==== The data ====

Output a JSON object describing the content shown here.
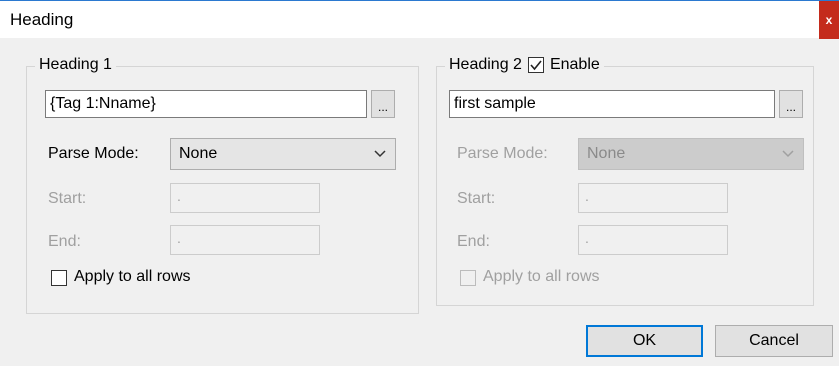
{
  "window": {
    "title": "Heading",
    "close_label": "x"
  },
  "heading1": {
    "legend": "Heading 1",
    "text_value": "{Tag 1:Nname}",
    "browse_label": "...",
    "parse_mode_label": "Parse Mode:",
    "parse_mode_value": "None",
    "start_label": "Start:",
    "start_value": ".",
    "end_label": "End:",
    "end_value": ".",
    "apply_label": "Apply to all rows"
  },
  "heading2": {
    "legend": "Heading 2",
    "enable_label": "Enable",
    "enable_checked": true,
    "text_value": "first sample",
    "browse_label": "...",
    "parse_mode_label": "Parse Mode:",
    "parse_mode_value": "None",
    "start_label": "Start:",
    "start_value": ".",
    "end_label": "End:",
    "end_value": ".",
    "apply_label": "Apply to all rows"
  },
  "buttons": {
    "ok": "OK",
    "cancel": "Cancel"
  },
  "icons": {
    "close": "close-icon",
    "chevron": "chevron-down-icon",
    "check": "check-icon"
  },
  "colors": {
    "accent": "#0078d7",
    "close": "#c42b1c"
  }
}
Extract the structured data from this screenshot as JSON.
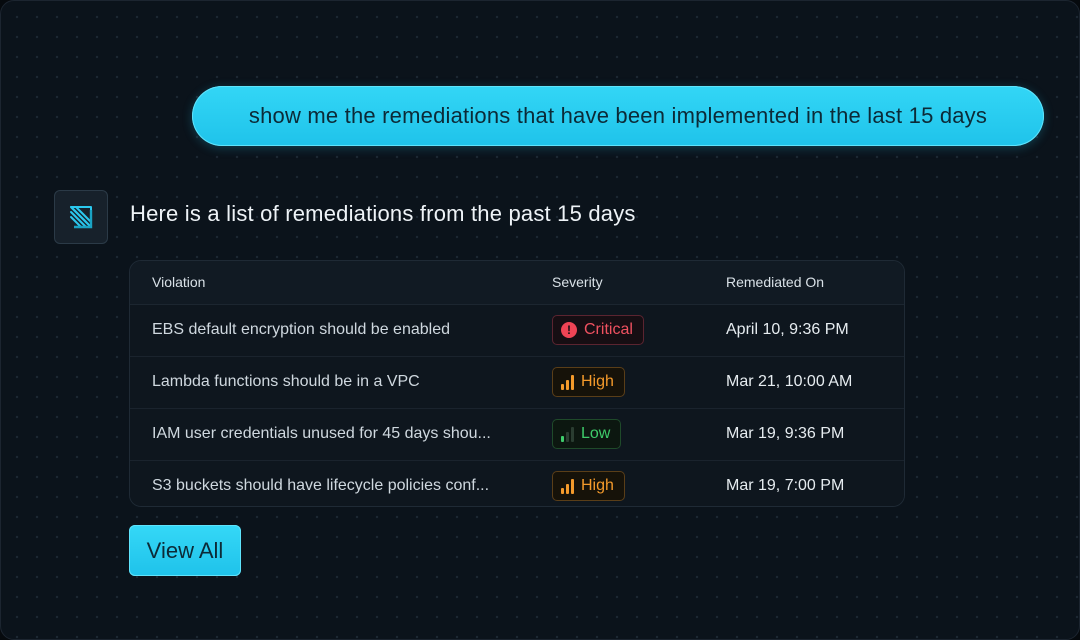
{
  "user_message": "show me the remediations that have been implemented in the last 15 days",
  "assistant": {
    "avatar_icon": "stripes-logo-icon",
    "message": "Here is a list of remediations from the past 15 days"
  },
  "table": {
    "columns": [
      "Violation",
      "Severity",
      "Remediated On"
    ],
    "rows": [
      {
        "violation": "EBS default encryption should be enabled",
        "severity": "Critical",
        "severity_icon": "alert-circle-icon",
        "remediated_on": "April 10, 9:36 PM"
      },
      {
        "violation": "Lambda functions should be in a VPC",
        "severity": "High",
        "severity_icon": "signal-high-icon",
        "remediated_on": "Mar 21, 10:00 AM"
      },
      {
        "violation": "IAM user credentials unused for 45 days shou...",
        "severity": "Low",
        "severity_icon": "signal-low-icon",
        "remediated_on": "Mar 19, 9:36 PM"
      },
      {
        "violation": "S3 buckets should have lifecycle policies conf...",
        "severity": "High",
        "severity_icon": "signal-high-icon",
        "remediated_on": "Mar 19, 7:00 PM"
      }
    ]
  },
  "view_all_label": "View All",
  "colors": {
    "accent": "#22c7ee",
    "critical": "#ef5160",
    "high": "#f49a2b",
    "low": "#3ecb6a",
    "background": "#0b131b"
  }
}
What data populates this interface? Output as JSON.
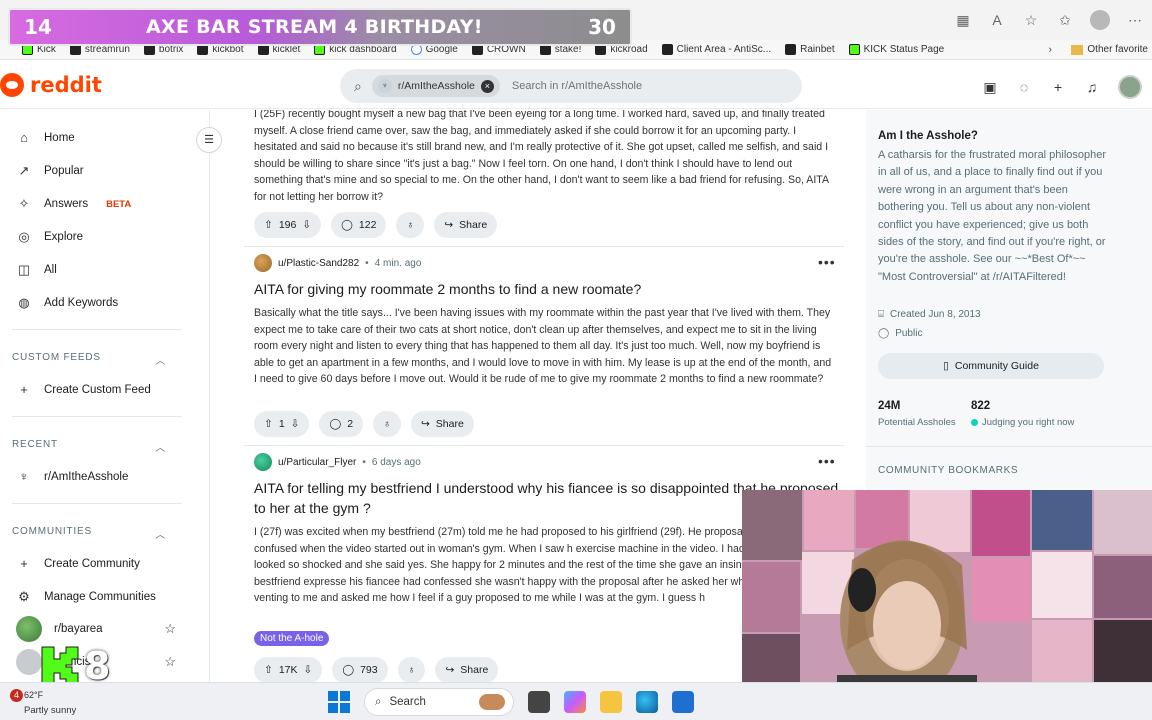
{
  "overlay": {
    "left_num": "14",
    "title": "AXE BAR STREAM 4 BIRTHDAY!",
    "right_num": "30"
  },
  "bookmarks": [
    {
      "label": "Kick",
      "icon": "kick-icon"
    },
    {
      "label": "streamrun",
      "icon": "streamrun-icon"
    },
    {
      "label": "botrix",
      "icon": "botrix-icon"
    },
    {
      "label": "kickbot",
      "icon": "kickbot-icon"
    },
    {
      "label": "kicklet",
      "icon": "kicklet-icon"
    },
    {
      "label": "kick dashboard",
      "icon": "kick-icon"
    },
    {
      "label": "Google",
      "icon": "google-icon"
    },
    {
      "label": "CROWN",
      "icon": "crown-icon"
    },
    {
      "label": "stake!",
      "icon": "stake-icon"
    },
    {
      "label": "kickroad",
      "icon": "kickroad-icon"
    },
    {
      "label": "Client Area - AntiSc...",
      "icon": "page-icon"
    },
    {
      "label": "Rainbet",
      "icon": "rainbet-icon"
    },
    {
      "label": "KICK Status Page",
      "icon": "kick-icon"
    }
  ],
  "bookmarks_other": "Other favorite",
  "header": {
    "logo_text": "reddit",
    "search_chip": "r/AmItheAsshole",
    "search_placeholder": "Search in r/AmItheAsshole"
  },
  "sidebar": {
    "nav": [
      {
        "label": "Home",
        "icon": "home-icon"
      },
      {
        "label": "Popular",
        "icon": "popular-icon"
      },
      {
        "label": "Answers",
        "icon": "answers-icon",
        "badge": "BETA"
      },
      {
        "label": "Explore",
        "icon": "explore-icon"
      },
      {
        "label": "All",
        "icon": "all-icon"
      },
      {
        "label": "Add Keywords",
        "icon": "keywords-icon"
      }
    ],
    "custom_feeds_title": "CUSTOM FEEDS",
    "create_custom_feed": "Create Custom Feed",
    "recent_title": "RECENT",
    "recent_item": "r/AmItheAsshole",
    "communities_title": "COMMUNITIES",
    "create_community": "Create Community",
    "manage_communities": "Manage Communities",
    "community_1": "r/bayarea",
    "community_2": "...ancis"
  },
  "posts": [
    {
      "body": "I (25F) recently bought myself a new bag that I've been eyeing for a long time. I worked hard, saved up, and finally treated myself. A close friend came over, saw the bag, and immediately asked if she could borrow it for an upcoming party. I hesitated and said no because it's still brand new, and I'm really protective of it. She got upset, called me selfish, and said I should be willing to share since \"it's just a bag.\" Now I feel torn. On one hand, I don't think I should have to lend out something that's mine and so special to me. On the other hand, I don't want to seem like a bad friend for refusing. So, AITA for not letting her borrow it?",
      "votes": "196",
      "comments": "122",
      "share": "Share"
    },
    {
      "author": "u/Plastic-Sand282",
      "time": "4 min. ago",
      "title": "AITA for giving my roommate 2 months to find a new roomate?",
      "body": "Basically what the title says... I've been having issues with my roommate within the past year that I've lived with them. They expect me to take care of their two cats at short notice, don't clean up after themselves, and expect me to sit in the living room every night and listen to every thing that has happened to them all day. It's just too much. Well, now my boyfriend is able to get an apartment in a few months, and I would love to move in with him. My lease is up at the end of the month, and I need to give 60 days before I move out. Would it be rude of me to give my roommate 2 months to find a new roommate?",
      "votes": "1",
      "comments": "2",
      "share": "Share"
    },
    {
      "author": "u/Particular_Flyer",
      "time": "6 days ago",
      "title": "AITA for telling my bestfriend I understood why his fiancee is so disappointed that he proposed to her at the gym ?",
      "body": "I (27f) was excited when my bestfriend (27m) told me he had proposed to his girlfriend (29f). He proposal on video. I was so confused when the video started out in woman's gym. When I saw h exercise machine in the video. I had a bad feeling. She looked so shocked and she said yes. She happy for 2 minutes and the rest of the time she gave an insincere smile. My bestfriend expresse his fiancee had confessed she wasn't happy with the proposal after he asked her why she looked venting to me and asked me how I feel if a guy proposed to me while I was at the gym. I guess h",
      "flair": "Not the A-hole",
      "votes": "17K",
      "comments": "793",
      "share": "Share"
    }
  ],
  "about": {
    "title": "Am I the Asshole?",
    "description": "A catharsis for the frustrated moral philosopher in all of us, and a place to finally find out if you were wrong in an argument that's been bothering you. Tell us about any non-violent conflict you have experienced; give us both sides of the story, and find out if you're right, or you're the asshole. See our ~~*Best Of*~~ \"Most Controversial\" at /r/AITAFiltered!",
    "created": "Created Jun 8, 2013",
    "visibility": "Public",
    "guide_button": "Community Guide",
    "members": "24M",
    "members_label": "Potential Assholes",
    "online": "822",
    "online_label": "Judging you right now",
    "bookmarks_title": "COMMUNITY BOOKMARKS"
  },
  "k8_text": "8",
  "taskbar": {
    "notification_count": "4",
    "temperature": "62°F",
    "weather": "Partly sunny",
    "search_label": "Search"
  },
  "colors": {
    "reddit_orange": "#ff4500",
    "flair_purple": "#7a62e8",
    "online_green": "#0dd3bb",
    "kick_green": "#53fc18"
  }
}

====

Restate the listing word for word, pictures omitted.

Output a JSON object describing the content shown here.
{
  "window": {
    "title": "Heading",
    "close_label": "x"
  },
  "heading1": {
    "legend": "Heading 1",
    "text_value": "{Tag 1:Nname}",
    "browse_label": "...",
    "parse_mode_label": "Parse Mode:",
    "parse_mode_value": "None",
    "start_label": "Start:",
    "start_value": ".",
    "end_label": "End:",
    "end_value": ".",
    "apply_label": "Apply to all rows"
  },
  "heading2": {
    "legend": "Heading 2",
    "enable_label": "Enable",
    "enable_checked": true,
    "text_value": "first sample",
    "browse_label": "...",
    "parse_mode_label": "Parse Mode:",
    "parse_mode_value": "None",
    "start_label": "Start:",
    "start_value": ".",
    "end_label": "End:",
    "end_value": ".",
    "apply_label": "Apply to all rows"
  },
  "buttons": {
    "ok": "OK",
    "cancel": "Cancel"
  },
  "icons": {
    "close": "close-icon",
    "chevron": "chevron-down-icon",
    "check": "check-icon"
  },
  "colors": {
    "accent": "#0078d7",
    "close": "#c42b1c"
  }
}
Extract the structured data from this screenshot as JSON.
{
  "user_message": "show me the remediations that have been implemented in the last 15 days",
  "assistant": {
    "avatar_icon": "stripes-logo-icon",
    "message": "Here is a list of remediations from the past 15 days"
  },
  "table": {
    "columns": [
      "Violation",
      "Severity",
      "Remediated On"
    ],
    "rows": [
      {
        "violation": "EBS default encryption should be enabled",
        "severity": "Critical",
        "severity_icon": "alert-circle-icon",
        "remediated_on": "April 10, 9:36 PM"
      },
      {
        "violation": "Lambda functions should be in a VPC",
        "severity": "High",
        "severity_icon": "signal-high-icon",
        "remediated_on": "Mar 21, 10:00 AM"
      },
      {
        "violation": "IAM user credentials unused for 45 days shou...",
        "severity": "Low",
        "severity_icon": "signal-low-icon",
        "remediated_on": "Mar 19, 9:36 PM"
      },
      {
        "violation": "S3 buckets should have lifecycle policies conf...",
        "severity": "High",
        "severity_icon": "signal-high-icon",
        "remediated_on": "Mar 19, 7:00 PM"
      }
    ]
  },
  "view_all_label": "View All",
  "colors": {
    "accent": "#22c7ee",
    "critical": "#ef5160",
    "high": "#f49a2b",
    "low": "#3ecb6a",
    "background": "#0b131b"
  }
}
What data populates this interface? Output as JSON.
{
  "overlay": {
    "left_num": "14",
    "title": "AXE BAR STREAM 4 BIRTHDAY!",
    "right_num": "30"
  },
  "bookmarks": [
    {
      "label": "Kick",
      "icon": "kick-icon"
    },
    {
      "label": "streamrun",
      "icon": "streamrun-icon"
    },
    {
      "label": "botrix",
      "icon": "botrix-icon"
    },
    {
      "label": "kickbot",
      "icon": "kickbot-icon"
    },
    {
      "label": "kicklet",
      "icon": "kicklet-icon"
    },
    {
      "label": "kick dashboard",
      "icon": "kick-icon"
    },
    {
      "label": "Google",
      "icon": "google-icon"
    },
    {
      "label": "CROWN",
      "icon": "crown-icon"
    },
    {
      "label": "stake!",
      "icon": "stake-icon"
    },
    {
      "label": "kickroad",
      "icon": "kickroad-icon"
    },
    {
      "label": "Client Area - AntiSc...",
      "icon": "page-icon"
    },
    {
      "label": "Rainbet",
      "icon": "rainbet-icon"
    },
    {
      "label": "KICK Status Page",
      "icon": "kick-icon"
    }
  ],
  "bookmarks_other": "Other favorite",
  "header": {
    "logo_text": "reddit",
    "search_chip": "r/AmItheAsshole",
    "search_placeholder": "Search in r/AmItheAsshole"
  },
  "sidebar": {
    "nav": [
      {
        "label": "Home",
        "icon": "home-icon"
      },
      {
        "label": "Popular",
        "icon": "popular-icon"
      },
      {
        "label": "Answers",
        "icon": "answers-icon",
        "badge": "BETA"
      },
      {
        "label": "Explore",
        "icon": "explore-icon"
      },
      {
        "label": "All",
        "icon": "all-icon"
      },
      {
        "label": "Add Keywords",
        "icon": "keywords-icon"
      }
    ],
    "custom_feeds_title": "CUSTOM FEEDS",
    "create_custom_feed": "Create Custom Feed",
    "recent_title": "RECENT",
    "recent_item": "r/AmItheAsshole",
    "communities_title": "COMMUNITIES",
    "create_community": "Create Community",
    "manage_communities": "Manage Communities",
    "community_1": "r/bayarea",
    "community_2": "...ancis"
  },
  "posts": [
    {
      "body": "I (25F) recently bought myself a new bag that I've been eyeing for a long time. I worked hard, saved up, and finally treated myself. A close friend came over, saw the bag, and immediately asked if she could borrow it for an upcoming party. I hesitated and said no because it's still brand new, and I'm really protective of it. She got upset, called me selfish, and said I should be willing to share since \"it's just a bag.\" Now I feel torn. On one hand, I don't think I should have to lend out something that's mine and so special to me. On the other hand, I don't want to seem like a bad friend for refusing. So, AITA for not letting her borrow it?",
      "votes": "196",
      "comments": "122",
      "share": "Share"
    },
    {
      "author": "u/Plastic-Sand282",
      "time": "4 min. ago",
      "title": "AITA for giving my roommate 2 months to find a new roomate?",
      "body": "Basically what the title says... I've been having issues with my roommate within the past year that I've lived with them. They expect me to take care of their two cats at short notice, don't clean up after themselves, and expect me to sit in the living room every night and listen to every thing that has happened to them all day. It's just too much. Well, now my boyfriend is able to get an apartment in a few months, and I would love to move in with him. My lease is up at the end of the month, and I need to give 60 days before I move out. Would it be rude of me to give my roommate 2 months to find a new roommate?",
      "votes": "1",
      "comments": "2",
      "share": "Share"
    },
    {
      "author": "u/Particular_Flyer",
      "time": "6 days ago",
      "title": "AITA for telling my bestfriend I understood why his fiancee is so disappointed that he proposed to her at the gym ?",
      "body": "I (27f) was excited when my bestfriend (27m) told me he had proposed to his girlfriend (29f). He proposal on video. I was so confused when the video started out in woman's gym. When I saw h exercise machine in the video. I had a bad feeling. She looked so shocked and she said yes. She happy for 2 minutes and the rest of the time she gave an insincere smile. My bestfriend expresse his fiancee had confessed she wasn't happy with the proposal after he asked her why she looked venting to me and asked me how I feel if a guy proposed to me while I was at the gym. I guess h",
      "flair": "Not the A-hole",
      "votes": "17K",
      "comments": "793",
      "share": "Share"
    }
  ],
  "about": {
    "title": "Am I the Asshole?",
    "description": "A catharsis for the frustrated moral philosopher in all of us, and a place to finally find out if you were wrong in an argument that's been bothering you. Tell us about any non-violent conflict you have experienced; give us both sides of the story, and find out if you're right, or you're the asshole. See our ~~*Best Of*~~ \"Most Controversial\" at /r/AITAFiltered!",
    "created": "Created Jun 8, 2013",
    "visibility": "Public",
    "guide_button": "Community Guide",
    "members": "24M",
    "members_label": "Potential Assholes",
    "online": "822",
    "online_label": "Judging you right now",
    "bookmarks_title": "COMMUNITY BOOKMARKS"
  },
  "k8_text": "8",
  "taskbar": {
    "notification_count": "4",
    "temperature": "62°F",
    "weather": "Partly sunny",
    "search_label": "Search"
  },
  "colors": {
    "reddit_orange": "#ff4500",
    "flair_purple": "#7a62e8",
    "online_green": "#0dd3bb",
    "kick_green": "#53fc18"
  }
}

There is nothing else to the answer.